A friend suggested I read The Search for God at Harvard and gave me a copy of the book a little while ago. I finally got around to reading The Search for God at Harvard and really enjoyed it. There are some very important thing that I learned from the book and I recommend reading it if you have not yet read it yourself.
The Search for God at Harvard is supposed to be the story of New York Times journalist, Ari Goldman’s year at Harvard Divinity School. While much of the book focuses on his year there, the book is really about some of Goldman’s issues with religion, issues with his parents and his rise in through the ranks at the NY Times. In other words, the backdrop for the book is Goldman’s year at the Div School, but the bulk of the storytelling in the book has nothing to do with what he learned there. I would have liked more.
But that is my only criticism of the book; wanting more can hardly be a criticism.
Ari Goldman was raised as an orthodox Jew in the 60’s. As Goldman notices, much has changed in the orthodox Jewish community in the last 50 years. Goldman remains committed to orthodox Judaism, but like everyone, is not perfect. He takes some liberties with his observance. This is an attitude that has mostly been purged from orthodox Judaism. Many people think this is a good thing. I do not. Goldman’s story is a prime illustration why.
I cried two times while reading The Search for God at Harvard.
You can’t help but notice that Goldman feels cheated by his parents who divorced when he was 5 years old. He makes it clear that he still feels the pain of that 5 year old who lost his beloved friday night Shabbos dinners with his parents. So when he has a moment where he connects with his son and realizes how lucky he is to be a father it seems to give him a bit solace. You can feel him healing. The writing is that good and the point is so poignant that I could not help but to tear up. But this was a sidebar to the book. I think the second time I cried shows how the social changes in orthodox Judaism over the last 50 years may not be for the best.
The biggest tear-jerker for me was at the end of the book. Goldman struggles to remain observant throughout the book. He struggles as single male in the big city. He struggles as a journalist who may need to work on Shabbos. He even feels Divine Intervention when his first real journalism gig at the NY Times does not require he work on Shabbos. He feels connected to orthodox Judaism. It is his Judaism.
After the year at the Div School, Goldman and his wife and son move to Westchester County. They join a modern orthodox synagogue. The rabbi hears that Goldman has quite a talent as a cantor and asks him if he would lead one of the services on the high holidays. At first Goldman is honored but he declines. Eventually he acquiesces to pressure to take the job. He feels validation that he has been able to navigate the difficulties of balancing modernity with an ancient tradition. But some members of the shul are not happy. They find some of his activities are not in consonance with Jewish law. They said he worked on Shabbos, he ate (kosher food) in non-Kosher restaurants, he read the New Testament, his son was named for a non-Jew etc. In Goldman’s mind, these were struggles. Sometimes he won, sometimes he lost. In Goldman’s eyes these were battles. To his coreligionists they were seen as compromises. And they threatened the sheltered world of orthodox Judaism. That year, Goldman did not lead the services. In fact he did not even go to the synagogue because he was so hurt.

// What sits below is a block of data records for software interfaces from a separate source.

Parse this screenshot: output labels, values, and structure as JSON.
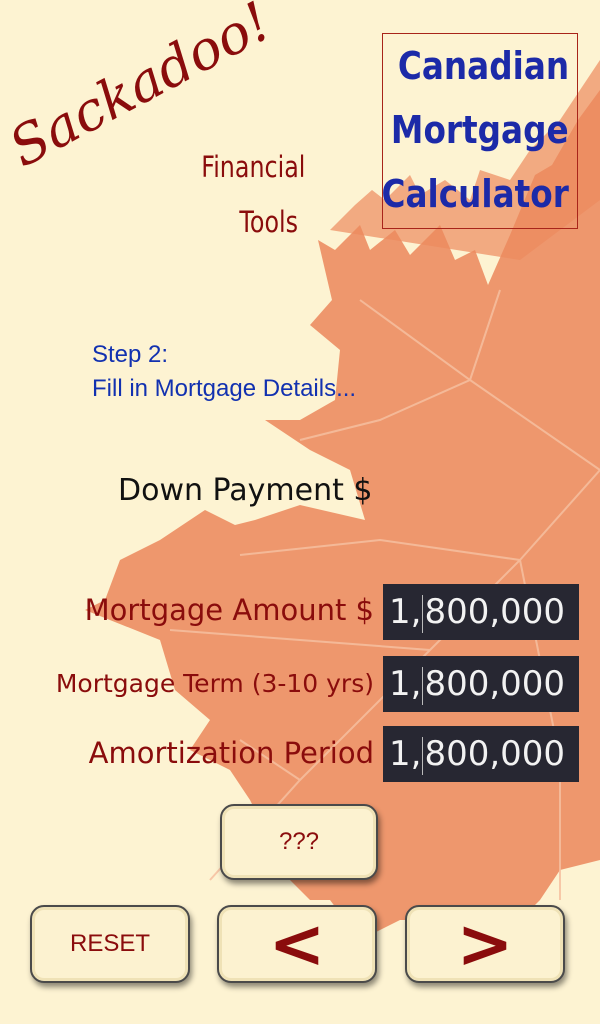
{
  "app": {
    "logo_text": "Sackadoo!",
    "tagline_line1": "Financial",
    "tagline_line2": "Tools",
    "title_line1": "Canadian",
    "title_line2": "Mortgage",
    "title_line3": "Calculator"
  },
  "step": {
    "line1": "Step 2:",
    "line2": "Fill in Mortgage Details..."
  },
  "form": {
    "down_payment_label": "Down Payment $",
    "mortgage_amount_label": "Mortgage Amount $",
    "mortgage_amount_value_a": "1,",
    "mortgage_amount_value_b": "800,000",
    "mortgage_term_label": "Mortgage Term (3-10 yrs)",
    "mortgage_term_value_a": "1,",
    "mortgage_term_value_b": "800,000",
    "amortization_label": "Amortization Period",
    "amortization_value_a": "1,",
    "amortization_value_b": "800,000"
  },
  "buttons": {
    "help_label": "???",
    "reset_label": "RESET",
    "prev_label": "<",
    "next_label": ">"
  },
  "colors": {
    "background": "#fdf3d2",
    "leaf": "#ec8a5e",
    "brand_red": "#8a0c0c",
    "title_blue": "#1c2aa8",
    "step_blue": "#1231b0",
    "field_bg": "#272732"
  }
}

That was when I cried.
The postscript to the high holidays story was that the other synagogue members eventually apologized. They told Goldman that they too participate in many of this “objectionable” activities. But they keep them quiet. They don’t discuss them. If had kept his mouth shut he would have been just fine.
Goldman concludes his book with what I feel to be the most significant point in The Search for God at Harvard. After the ethnic pride movements of the 70’s, religions began to shift to more fundamentalist views in the 80’s. This continued through the 90’s and brings us to where we are today. Intolerance for co-coreligionists and “other-religionists” became more pronounced in the 80’s than it was prior to the 80’s. President Reagan brought religion to fore of policy and discourse in America.
In orthodox Judaism a similar phenomena happened as well. Orthodox Judaism became more narrow. Many activities, positions, policies, beliefs, modes of dress, aspirations among other things that were previously accepted in the broad spectrum of orthodox Judaism were expunged. People and communities were told to move to the right, or move on. It has not let up since. In matters of theology, practice, social and religious, the orthodox Judaism of my grandparents is long gone.
Am I crazy for trying to bring it back? Maybe. But that won’t stop me from trying.
Pick up your own copy of The Search for God at Harvard by clicking on any of the links in the post. It is a great read.